__PROVIDED RECORDS__
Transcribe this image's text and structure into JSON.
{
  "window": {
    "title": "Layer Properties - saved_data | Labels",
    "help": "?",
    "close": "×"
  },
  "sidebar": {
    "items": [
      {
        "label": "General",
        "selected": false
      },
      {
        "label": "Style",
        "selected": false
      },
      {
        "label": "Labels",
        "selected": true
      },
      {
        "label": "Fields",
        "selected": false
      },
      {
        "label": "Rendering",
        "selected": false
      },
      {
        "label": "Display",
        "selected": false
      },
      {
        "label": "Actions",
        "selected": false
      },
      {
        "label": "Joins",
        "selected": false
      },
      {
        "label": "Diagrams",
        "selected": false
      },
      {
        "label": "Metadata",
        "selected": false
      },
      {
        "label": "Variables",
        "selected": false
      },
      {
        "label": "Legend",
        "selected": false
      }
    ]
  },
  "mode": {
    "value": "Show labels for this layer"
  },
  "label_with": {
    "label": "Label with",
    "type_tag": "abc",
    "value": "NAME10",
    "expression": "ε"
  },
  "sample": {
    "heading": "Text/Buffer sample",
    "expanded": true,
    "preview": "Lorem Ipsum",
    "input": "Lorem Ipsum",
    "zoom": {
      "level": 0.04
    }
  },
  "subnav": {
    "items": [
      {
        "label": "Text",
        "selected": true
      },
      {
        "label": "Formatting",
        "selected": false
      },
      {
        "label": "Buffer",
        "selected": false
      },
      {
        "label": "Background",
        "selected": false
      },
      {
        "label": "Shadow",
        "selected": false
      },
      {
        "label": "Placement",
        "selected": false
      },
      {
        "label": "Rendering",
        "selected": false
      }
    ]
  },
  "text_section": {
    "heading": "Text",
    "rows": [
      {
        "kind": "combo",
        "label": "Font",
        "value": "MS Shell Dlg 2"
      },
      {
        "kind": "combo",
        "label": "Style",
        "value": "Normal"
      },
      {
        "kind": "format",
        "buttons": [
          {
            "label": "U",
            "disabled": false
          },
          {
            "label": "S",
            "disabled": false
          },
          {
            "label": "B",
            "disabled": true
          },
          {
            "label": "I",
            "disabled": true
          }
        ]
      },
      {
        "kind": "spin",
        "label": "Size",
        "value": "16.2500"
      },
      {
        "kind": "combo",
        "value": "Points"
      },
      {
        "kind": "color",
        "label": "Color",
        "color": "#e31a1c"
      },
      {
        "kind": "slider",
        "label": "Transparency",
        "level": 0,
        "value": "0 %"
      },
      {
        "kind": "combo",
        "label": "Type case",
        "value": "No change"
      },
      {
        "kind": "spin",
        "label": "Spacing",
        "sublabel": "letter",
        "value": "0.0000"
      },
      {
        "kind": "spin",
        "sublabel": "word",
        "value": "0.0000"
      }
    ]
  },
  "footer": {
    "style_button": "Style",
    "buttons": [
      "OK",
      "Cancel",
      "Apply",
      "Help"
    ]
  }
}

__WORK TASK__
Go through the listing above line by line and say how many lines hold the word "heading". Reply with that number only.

__WRITTEN REPLY__
2